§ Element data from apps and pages
--- --- ---

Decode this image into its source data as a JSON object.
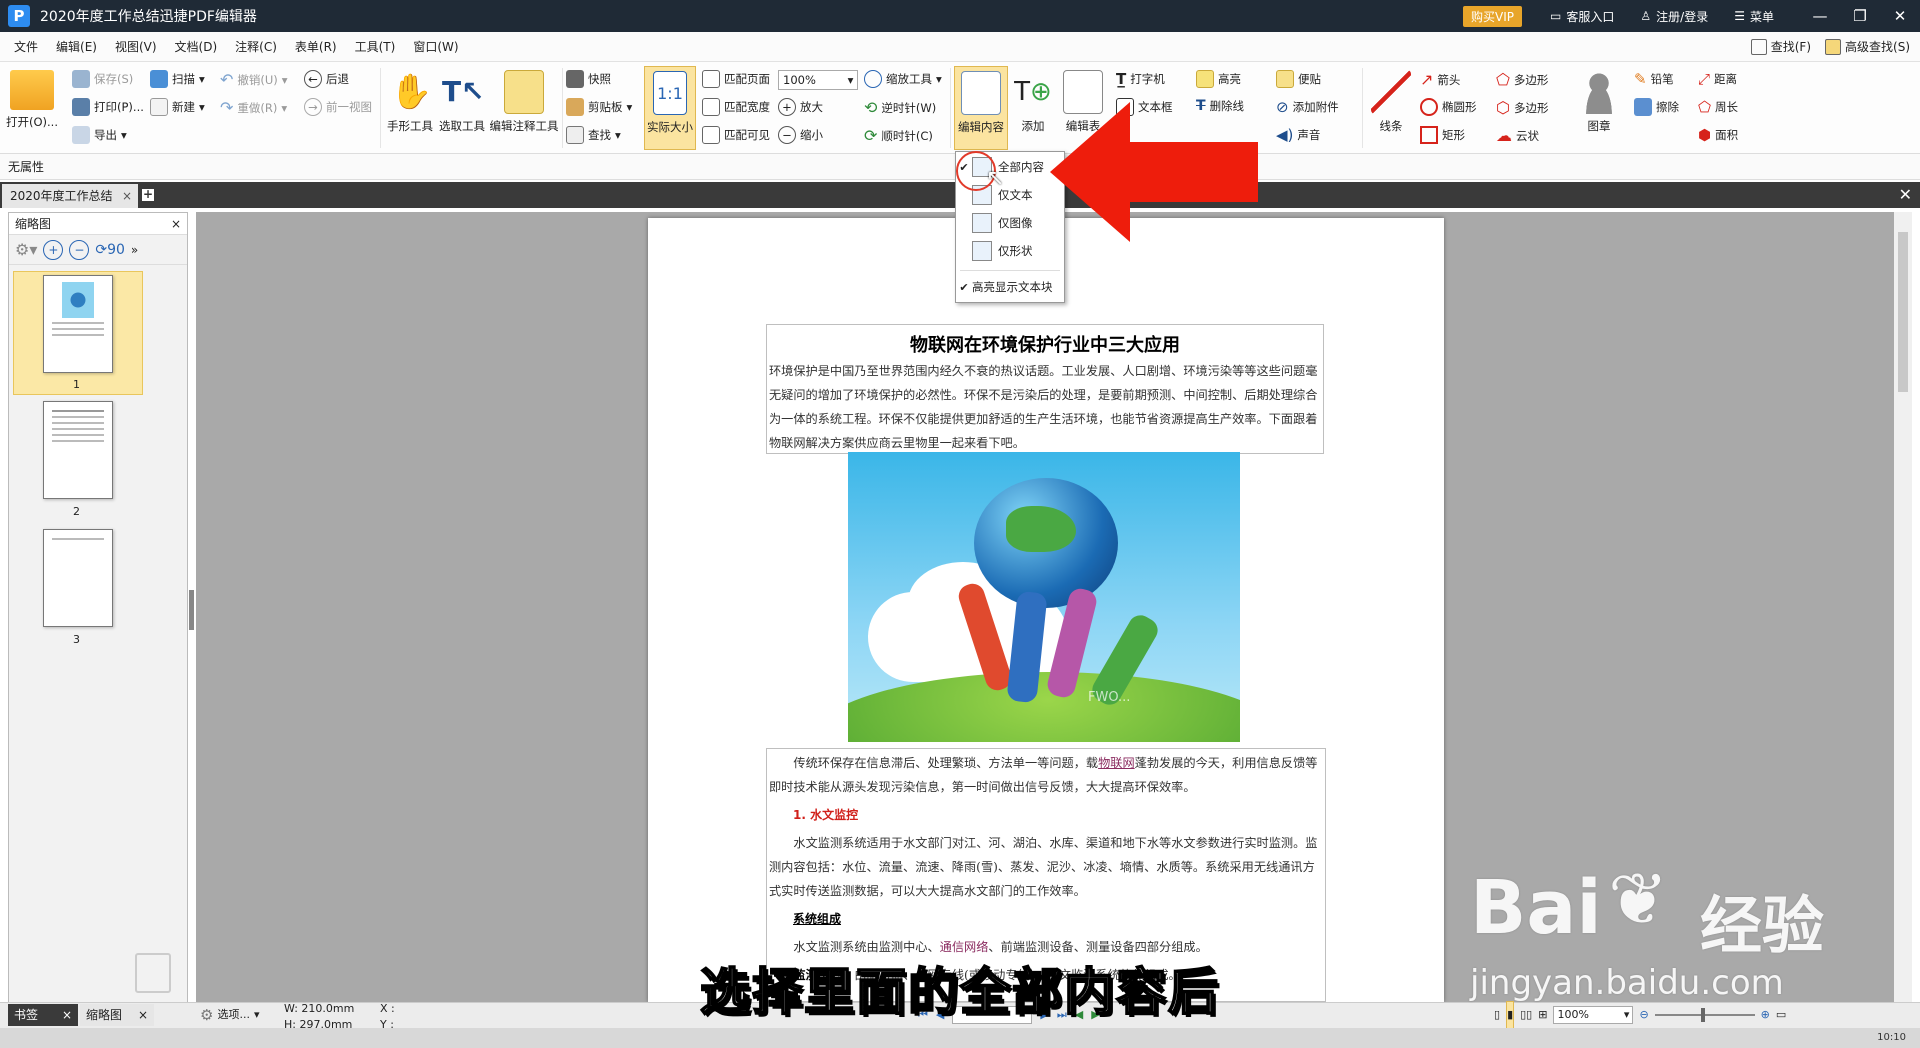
{
  "app": {
    "logo_letter": "P",
    "title": "2020年度工作总结迅捷PDF编辑器",
    "vip": "购买VIP",
    "service": "客服入口",
    "login": "注册/登录",
    "menu": "菜单"
  },
  "menu": {
    "items": [
      "文件",
      "编辑(E)",
      "视图(V)",
      "文档(D)",
      "注释(C)",
      "表单(R)",
      "工具(T)",
      "窗口(W)"
    ],
    "find": "查找(F)",
    "adv_find": "高级查找(S)"
  },
  "ribbon": {
    "open": "打开(O)...",
    "save": "保存(S)",
    "print": "打印(P)...",
    "export": "导出",
    "scan": "扫描",
    "new": "新建",
    "undo": "撤销(U)",
    "redo": "重做(R)",
    "back": "后退",
    "prev_view": "前一视图",
    "hand": "手形工具",
    "select": "选取工具",
    "edit_annot": "编辑注释工具",
    "snapshot": "快照",
    "clipboard": "剪贴板",
    "find": "查找",
    "actual_size": "实际大小",
    "fit_page": "匹配页面",
    "fit_width": "匹配宽度",
    "fit_visible": "匹配可见",
    "zoom_value": "100%",
    "zoom_tool": "缩放工具",
    "zoom_in": "放大",
    "zoom_out": "缩小",
    "ccw": "逆时针(W)",
    "cw": "顺时针(C)",
    "edit_content": "编辑内容",
    "add": "添加",
    "edit_form": "编辑表",
    "typewriter": "打字机",
    "textbox": "文本框",
    "highlight": "高亮",
    "strikeout": "删除线",
    "note": "便贴",
    "attach": "添加附件",
    "sound": "声音",
    "line": "线条",
    "arrow": "箭头",
    "ellipse": "椭圆形",
    "rect": "矩形",
    "polygon": "多边形",
    "polyline": "多边形",
    "cloud": "云状",
    "stamp": "图章",
    "pencil": "铅笔",
    "eraser": "擦除",
    "distance": "距离",
    "perimeter": "周长",
    "area": "面积"
  },
  "props": {
    "label": "无属性"
  },
  "tabs": {
    "doc": "2020年度工作总结"
  },
  "thumbs": {
    "title": "缩略图",
    "pages": [
      "1",
      "2",
      "3"
    ]
  },
  "dropdown": {
    "items": [
      "全部内容",
      "仅文本",
      "仅图像",
      "仅形状",
      "高亮显示文本块"
    ],
    "checked": [
      true,
      false,
      false,
      false,
      true
    ]
  },
  "doc": {
    "title": "物联网在环境保护行业中三大应用",
    "intro": "环境保护是中国乃至世界范围内经久不衰的热议话题。工业发展、人口剧增、环境污染等等这些问题毫无疑问的增加了环境保护的必然性。环保不是污染后的处理，是要前期预测、中间控制、后期处理综合为一体的系统工程。环保不仅能提供更加舒适的生产生活环境，也能节省资源提高生产效率。下面跟着物联网解决方案供应商云里物里一起来看下吧。",
    "p2_a": "传统环保存在信息滞后、处理繁琐、方法单一等问题，载",
    "p2_link": "物联网",
    "p2_b": "蓬勃发展的今天，利用信息反馈等即时技术能从源头发现污染信息，第一时间做出信号反馈，大大提高环保效率。",
    "h1": "1. 水文监控",
    "p3": "水文监测系统适用于水文部门对江、河、湖泊、水库、渠道和地下水等水文参数进行实时监测。监测内容包括：水位、流量、流速、降雨(雪)、蒸发、泥沙、冰凌、墒情、水质等。系统采用无线通讯方式实时传送监测数据，可以大大提高水文部门的工作效率。",
    "h2": "系统组成",
    "p4_a": "水文监测系统由监测中心、",
    "p4_link": "通信网络",
    "p4_b": "、前端监测设备、测量设备四部分组成。",
    "p5_label": "监测中心",
    "p5": "：由服务器、公网专线(或移动专线)、水文监测系统软件组成。",
    "image_watermark": "FWO..."
  },
  "status": {
    "bookmarks": "书签",
    "thumbs": "缩略图",
    "options": "选项...",
    "w": "W: 210.0mm",
    "h": "H: 297.0mm",
    "x": "X :",
    "y": "Y :",
    "zoom": "100%",
    "time": "10:10"
  },
  "subtitle": "选择里面的全部内容后",
  "watermark": {
    "brand": "Bai",
    "brand2": "经验",
    "url": "jingyan.baidu.com"
  }
}
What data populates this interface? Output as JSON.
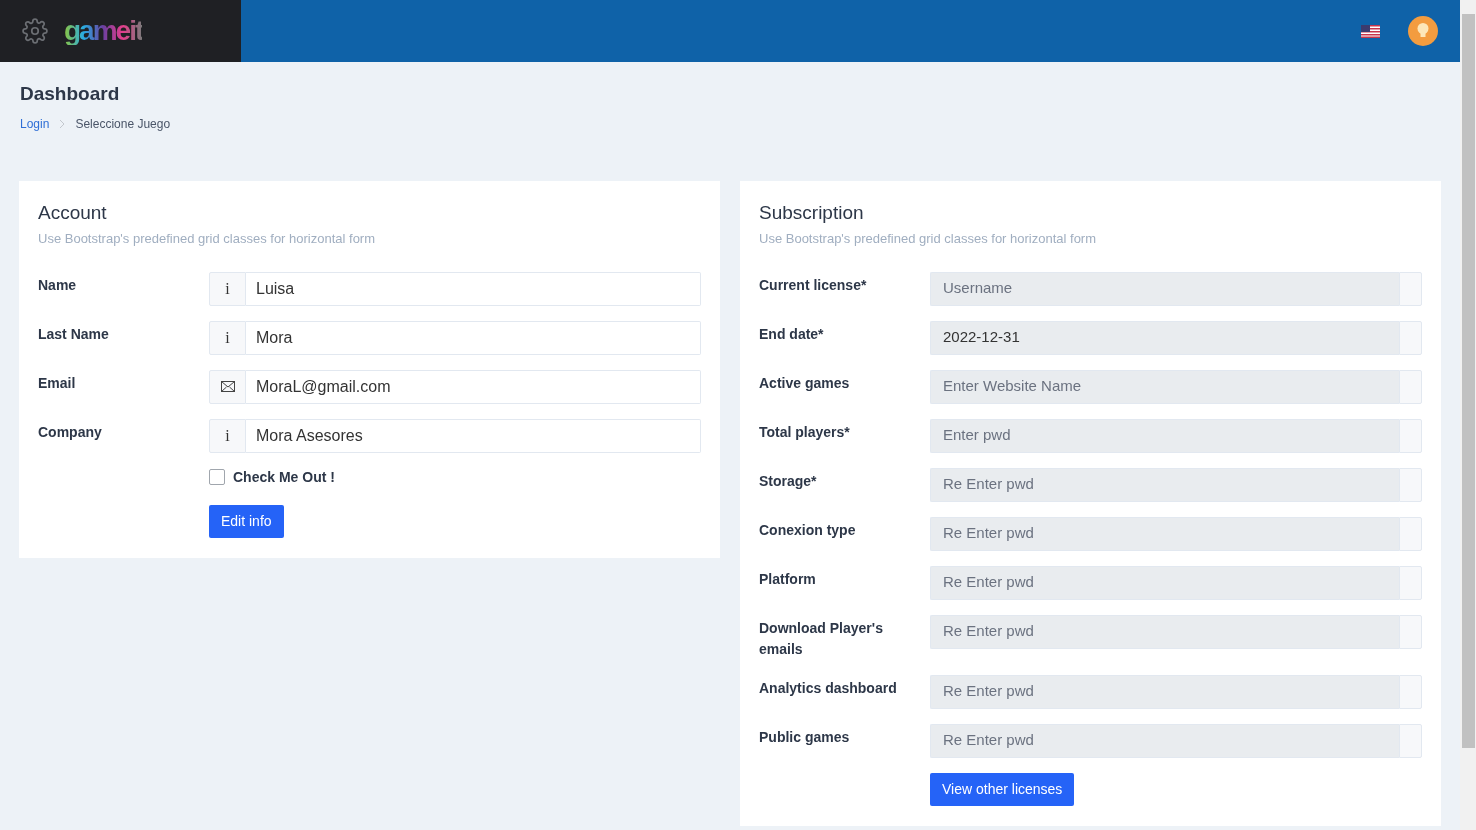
{
  "header": {
    "logo": "gameit"
  },
  "page": {
    "title": "Dashboard",
    "breadcrumb": [
      {
        "label": "Login",
        "kind": "link"
      },
      {
        "label": "Seleccione Juego",
        "kind": "current"
      }
    ]
  },
  "account": {
    "title": "Account",
    "subtitle": "Use Bootstrap's predefined grid classes for horizontal form",
    "fields": [
      {
        "label": "Name",
        "kind": "text",
        "addon": "i",
        "value": "Luisa"
      },
      {
        "label": "Last Name",
        "kind": "text",
        "addon": "i",
        "value": "Mora"
      },
      {
        "label": "Email",
        "kind": "email",
        "value": "MoraL@gmail.com"
      },
      {
        "label": "Company",
        "kind": "text",
        "addon": "i",
        "value": "Mora Asesores"
      }
    ],
    "checkbox": {
      "label": "Check Me Out !",
      "checked": false
    },
    "button": "Edit info"
  },
  "subscription": {
    "title": "Subscription",
    "subtitle": "Use Bootstrap's predefined grid classes for horizontal form",
    "fields": [
      {
        "label": "Current license*",
        "placeholder": "Username"
      },
      {
        "label": "End date*",
        "value": "2022-12-31"
      },
      {
        "label": "Active games",
        "placeholder": "Enter Website Name"
      },
      {
        "label": "Total players*",
        "placeholder": "Enter pwd"
      },
      {
        "label": "Storage*",
        "placeholder": "Re Enter pwd"
      },
      {
        "label": "Conexion type",
        "placeholder": "Re Enter pwd"
      },
      {
        "label": "Platform",
        "placeholder": "Re Enter pwd"
      },
      {
        "label": "Download Player's emails",
        "placeholder": "Re Enter pwd"
      },
      {
        "label": "Analytics dashboard",
        "placeholder": "Re Enter pwd"
      },
      {
        "label": "Public games",
        "placeholder": "Re Enter pwd"
      }
    ],
    "button": "View other licenses"
  }
}
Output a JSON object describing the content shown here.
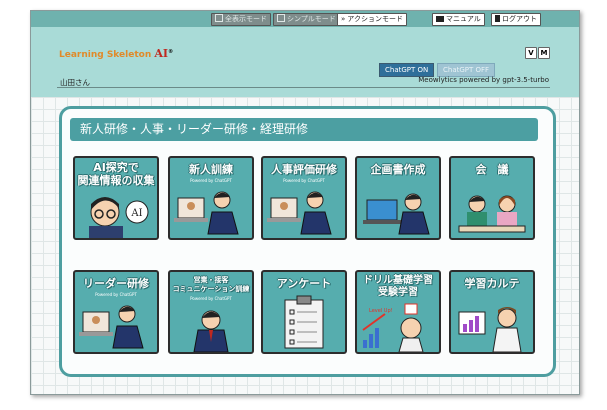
{
  "topbar": {
    "modes": [
      {
        "label": "全表示モード",
        "icon": "grid-icon"
      },
      {
        "label": "シンプルモード",
        "icon": "grid-icon"
      },
      {
        "label": "アクションモード",
        "icon": "double-chevron-icon"
      }
    ],
    "manual_label": "マニュアル",
    "logout_label": "ログアウト"
  },
  "header": {
    "logo_text": "Learning Skeleton",
    "logo_ai": "AI",
    "logo_mark": "®",
    "v_label": "V",
    "m_label": "M",
    "gpt_on_label": "ChatGPT ON",
    "gpt_off_label": "ChatGPT OFF",
    "user_label": "山田さん",
    "powered_by": "Meowlytics powered by gpt-3.5-turbo"
  },
  "section": {
    "title": "新人研修・人事・リーダー研修・経理研修"
  },
  "cards": [
    {
      "label1": "AI探究で",
      "label2": "関連情報の収集",
      "sub": ""
    },
    {
      "label1": "新人訓練",
      "label2": "",
      "sub": "Powered by ChatGPT"
    },
    {
      "label1": "人事評価研修",
      "label2": "",
      "sub": "Powered by ChatGPT"
    },
    {
      "label1": "企画書作成",
      "label2": "",
      "sub": ""
    },
    {
      "label1": "会　議",
      "label2": "",
      "sub": ""
    },
    {
      "label1": "リーダー研修",
      "label2": "",
      "sub": "Powered by ChatGPT"
    },
    {
      "label1": "営業・接客",
      "label2": "コミュニケーション訓練",
      "sub": "Powered by ChatGPT"
    },
    {
      "label1": "アンケート",
      "label2": "",
      "sub": ""
    },
    {
      "label1": "ドリル基礎学習",
      "label2": "受験学習",
      "sub": ""
    },
    {
      "label1": "学習カルテ",
      "label2": "",
      "sub": ""
    }
  ],
  "illustrations": {
    "ai_badge": "AI",
    "levelup_text": "Level Up!"
  },
  "colors": {
    "topbar": "#6fb2ae",
    "header": "#a9dbd7",
    "accent": "#4c9fa2",
    "card": "#56adae",
    "gpt_on": "#2f6f9a",
    "gpt_off": "#9fc4d3"
  }
}
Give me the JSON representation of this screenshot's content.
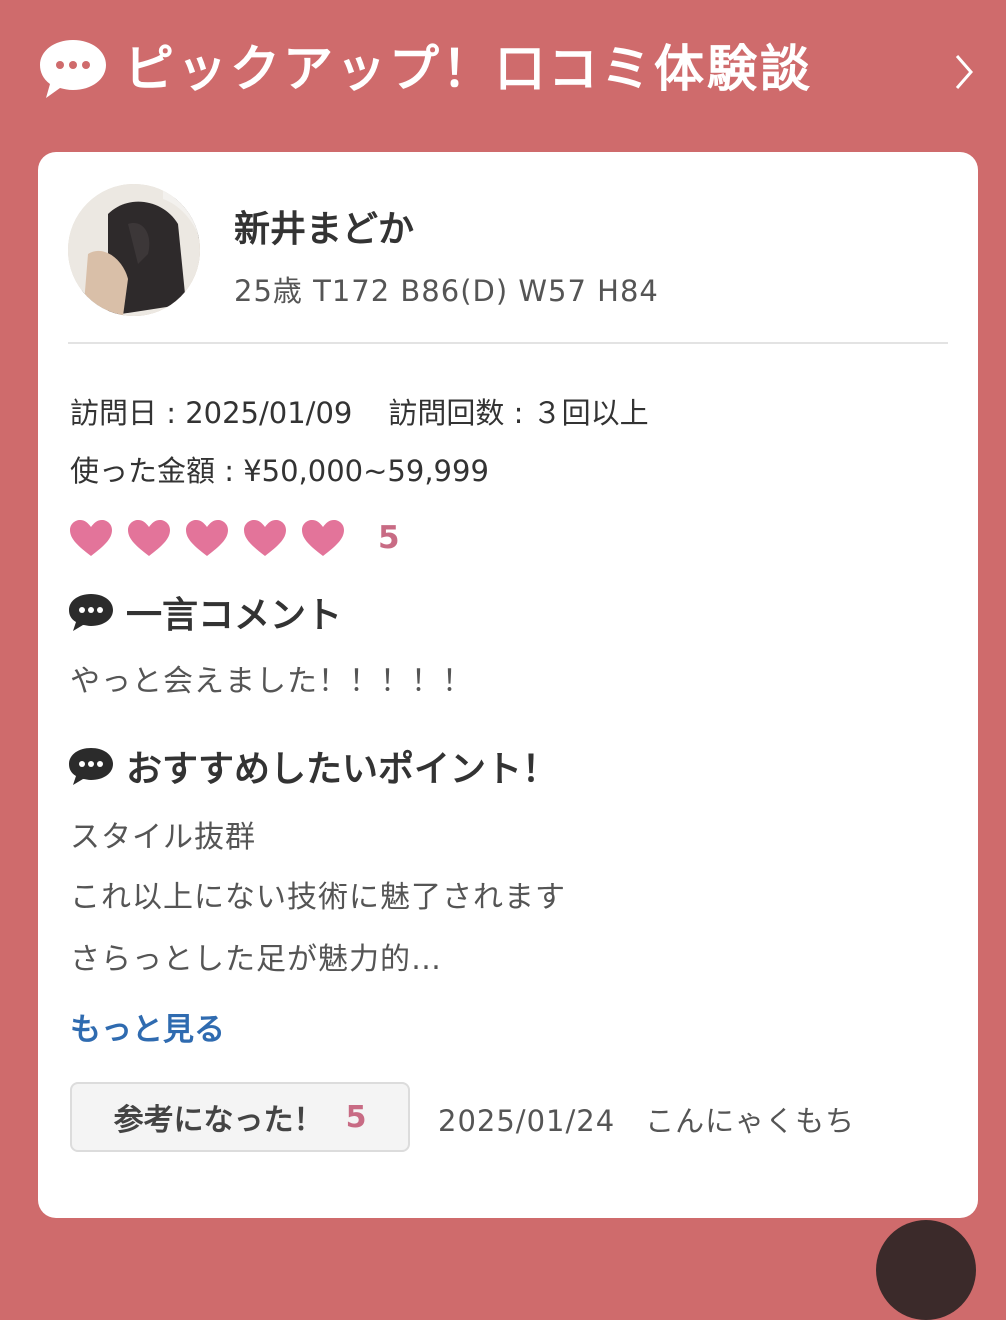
{
  "header": {
    "title": "ピックアップ！口コミ体験談",
    "bubble_icon": "speech-bubble-icon",
    "chevron_icon": "chevron-right-icon"
  },
  "profile": {
    "name": "新井まどか",
    "stats": "25歳  T172  B86(D)  W57  H84"
  },
  "visit": {
    "date": "訪問日 : 2025/01/09",
    "count": "訪問回数 : ３回以上",
    "amount": "使った金額 : ¥50,000~59,999"
  },
  "rating": {
    "hearts": 5,
    "value": "5",
    "heart_color": "#e3749a"
  },
  "comment": {
    "title": "一言コメント",
    "text": "やっと会えました！！！！！"
  },
  "points": {
    "title": "おすすめしたいポイント！",
    "lines": [
      "スタイル抜群",
      "これ以上にない技術に魅了されます",
      "さらっとした足が魅力的…"
    ]
  },
  "more_link": "もっと見る",
  "footer": {
    "helpful_label": "参考になった！",
    "helpful_count": "5",
    "post_date": "2025/01/24",
    "author": "こんにゃくもち"
  },
  "colors": {
    "background": "#cf6b6c",
    "accent_pink": "#c86b84",
    "link_blue": "#2f6bb0"
  }
}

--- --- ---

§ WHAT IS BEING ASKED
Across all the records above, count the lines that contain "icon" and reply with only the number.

§ YOUR RESPONSE
5